Meanwhile, Randolph has scored in double figures every game this season, a pretty remarkable streak that could be challenging to continue knowing Pac-12 defenses will be keying in on him.

Can Arizona lean on its defense?

Before being dismantled by UC Davis, Arizona’s defense ranked 22nd in the country, its best mark since the 2014-15 season.

Knowing how inconsistent the offense is, it seems like the Wildcats are going to have to be a team that wins ugly, outlasting teams in low-scoring defensive battles. To do that, though, they will have to play with high effort all the time and rebound when they force misses. Both have surfaced as problems lately, the latter more so.

The Wildcats’ offense now ranks 39th in the country — a decent mark that is second-best in the conference — but if they can crack back into the Top 25, they will be a team that no one in the Pac-12 will look forward to playing.

Will the bench be productive?

It has been a struggle for Arizona to get consistent production out of its non-starters, so it would be a big help if at least one of the reserves broke out in the second half of the season.

Ira Lee capped off nonconference play with two solid games, so maybe it will be him. Or maybe it will be Dylan Smith, who is a jump shot away from being a quality 3-and-D wing.

Maybe Ryan Luther will look more like the guy who averaged a double-double at Pitt last season. Maybe Devonaire Doutrive will finally get regular playing time and make the most of it.

It doesn’t have to be scoring, either. Even just a consistent boost on the glass from Luther or Lee will be helpful.

Is Arizona’s shooting due for a progression to the mean?

The Wildcats are shooting 32.6 percent from 3, Miller’s worst 3-point shooting team ever, including his Xavier days. The weird part is this team was thought to be a pretty solid shooting team heading into the season.

However, only Coleman (.419) has hit 3s at a high percentage this year. Guys like Randolph (.339), Williams (.269) and Smith (.304) are all below where most people figured they would be, while Emmanuel Akot is struggling as well (.263).

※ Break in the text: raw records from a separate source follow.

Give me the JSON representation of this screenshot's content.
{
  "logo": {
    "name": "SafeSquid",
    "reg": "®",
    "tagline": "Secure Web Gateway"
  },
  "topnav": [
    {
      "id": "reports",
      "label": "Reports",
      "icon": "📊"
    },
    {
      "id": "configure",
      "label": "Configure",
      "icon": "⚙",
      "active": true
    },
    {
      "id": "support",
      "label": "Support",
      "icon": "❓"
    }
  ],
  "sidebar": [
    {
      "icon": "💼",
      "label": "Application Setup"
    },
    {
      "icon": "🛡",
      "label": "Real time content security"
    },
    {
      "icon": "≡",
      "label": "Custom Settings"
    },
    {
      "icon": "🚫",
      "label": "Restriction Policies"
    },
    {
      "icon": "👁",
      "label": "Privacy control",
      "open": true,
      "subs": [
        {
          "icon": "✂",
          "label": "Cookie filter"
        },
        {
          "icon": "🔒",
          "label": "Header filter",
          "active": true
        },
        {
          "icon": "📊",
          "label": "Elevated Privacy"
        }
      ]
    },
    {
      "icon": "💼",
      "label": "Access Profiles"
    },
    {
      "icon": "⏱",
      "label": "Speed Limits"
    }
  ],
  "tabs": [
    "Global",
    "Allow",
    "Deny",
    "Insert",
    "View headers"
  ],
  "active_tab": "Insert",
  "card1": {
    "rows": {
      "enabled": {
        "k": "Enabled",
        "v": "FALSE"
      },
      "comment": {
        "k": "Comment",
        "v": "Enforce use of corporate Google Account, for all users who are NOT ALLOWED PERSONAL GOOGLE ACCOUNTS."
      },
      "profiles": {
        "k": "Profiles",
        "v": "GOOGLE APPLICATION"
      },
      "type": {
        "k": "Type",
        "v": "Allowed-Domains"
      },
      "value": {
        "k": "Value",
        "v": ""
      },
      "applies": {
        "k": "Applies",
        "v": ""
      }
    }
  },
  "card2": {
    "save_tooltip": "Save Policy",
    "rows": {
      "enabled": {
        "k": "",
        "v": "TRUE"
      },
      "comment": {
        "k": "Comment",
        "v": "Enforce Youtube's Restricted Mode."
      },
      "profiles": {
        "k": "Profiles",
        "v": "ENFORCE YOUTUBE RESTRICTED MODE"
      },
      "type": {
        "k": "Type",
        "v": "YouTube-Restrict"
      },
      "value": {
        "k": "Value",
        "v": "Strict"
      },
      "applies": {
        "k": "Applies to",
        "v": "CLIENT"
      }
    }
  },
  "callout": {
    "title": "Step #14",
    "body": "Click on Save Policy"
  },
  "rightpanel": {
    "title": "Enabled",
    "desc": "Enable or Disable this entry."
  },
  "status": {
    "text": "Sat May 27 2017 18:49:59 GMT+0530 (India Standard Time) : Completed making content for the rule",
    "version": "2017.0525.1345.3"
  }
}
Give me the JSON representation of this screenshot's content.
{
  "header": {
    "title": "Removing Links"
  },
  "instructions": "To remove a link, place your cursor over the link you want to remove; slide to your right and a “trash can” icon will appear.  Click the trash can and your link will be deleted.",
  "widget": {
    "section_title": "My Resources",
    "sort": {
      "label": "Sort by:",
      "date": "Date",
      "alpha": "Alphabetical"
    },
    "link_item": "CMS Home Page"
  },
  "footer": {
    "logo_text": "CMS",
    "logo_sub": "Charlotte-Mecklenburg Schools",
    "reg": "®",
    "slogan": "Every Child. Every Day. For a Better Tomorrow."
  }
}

Luther was having trouble with his shot too, but upped his percentage to .375 after sinking two triples against UC Davis, and perhaps others will follow suit. Even becoming an average 3-point shooting team (34 percent) would be a big development for this team.

One adjustment Arizona made recently is it is trying to rely less on 3s. The Wildcats only hoisted 12 against Montana and 18 against UC Davis, well below their season average of 22.

Maybe being more selective will help them be more efficient, but it didn’t in those games. Arizona was 2 for 12 against Montana and 6 for 18 against UC Davis.

Another thing to track: Arizona’s opponents also progressing to the mean. They are only shooting 28.3 percent from behind the arc against the Wildcats, more than five percent below the Division I average.

While you would like to credit Arizona’s defense for that, there is probably some luck involved as well — or maybe McKale is just a tough place to shoot.